- Opening Delimiter -

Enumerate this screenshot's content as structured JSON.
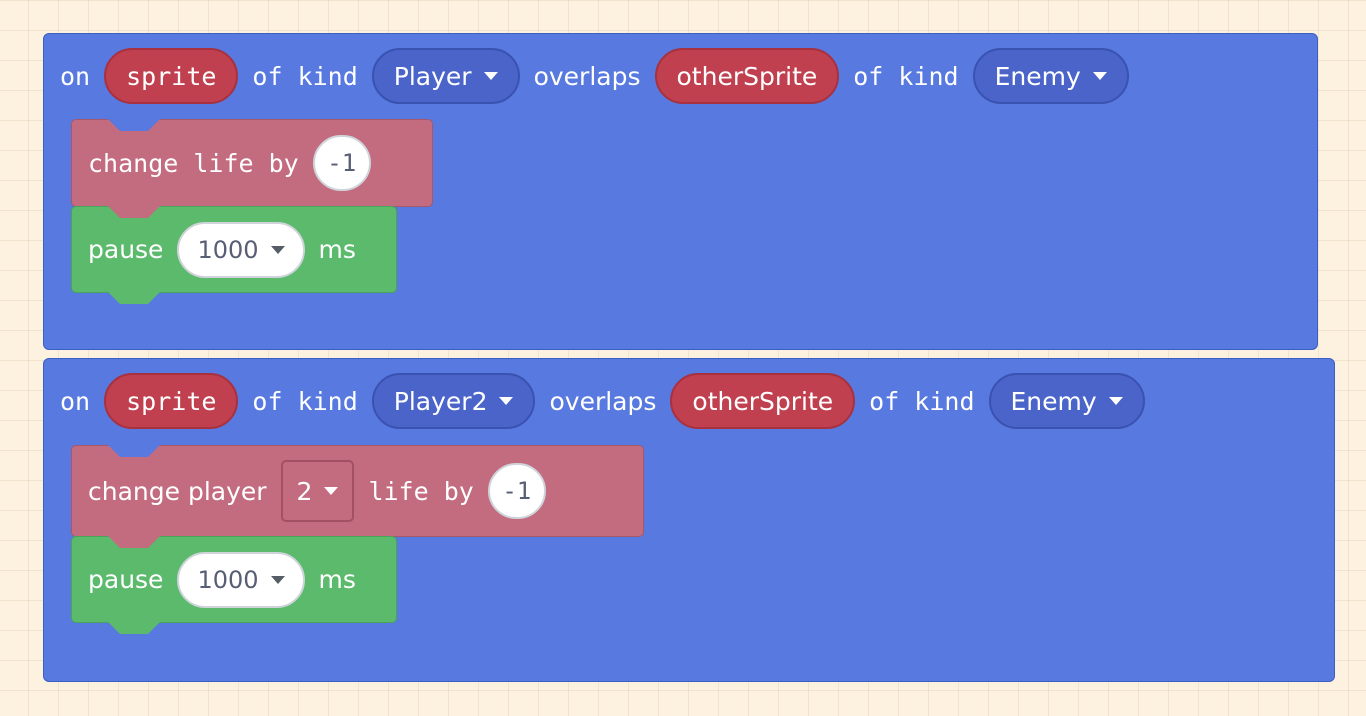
{
  "blocks": [
    {
      "header": {
        "on": "on",
        "sprite_var": "sprite",
        "of_kind_1": "of kind",
        "kind_1": "Player",
        "overlaps": "overlaps",
        "other_var": "otherSprite",
        "of_kind_2": "of kind",
        "kind_2": "Enemy"
      },
      "life_stmt": {
        "text": "change life by",
        "value": "-1"
      },
      "pause_stmt": {
        "text": "pause",
        "value": "1000",
        "unit": "ms"
      }
    },
    {
      "header": {
        "on": "on",
        "sprite_var": "sprite",
        "of_kind_1": "of kind",
        "kind_1": "Player2",
        "overlaps": "overlaps",
        "other_var": "otherSprite",
        "of_kind_2": "of kind",
        "kind_2": "Enemy"
      },
      "life_stmt": {
        "prefix": "change player",
        "player": "2",
        "suffix": "life by",
        "value": "-1"
      },
      "pause_stmt": {
        "text": "pause",
        "value": "1000",
        "unit": "ms"
      }
    }
  ],
  "colors": {
    "event": "#5779e0",
    "variable": "#c0404f",
    "kind": "#4a64c9",
    "info": "#c36b7f",
    "loops": "#5cba6d",
    "workspace": "#fdf1df"
  }
}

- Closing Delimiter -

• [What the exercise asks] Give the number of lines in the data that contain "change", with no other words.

• [Response to the task] 2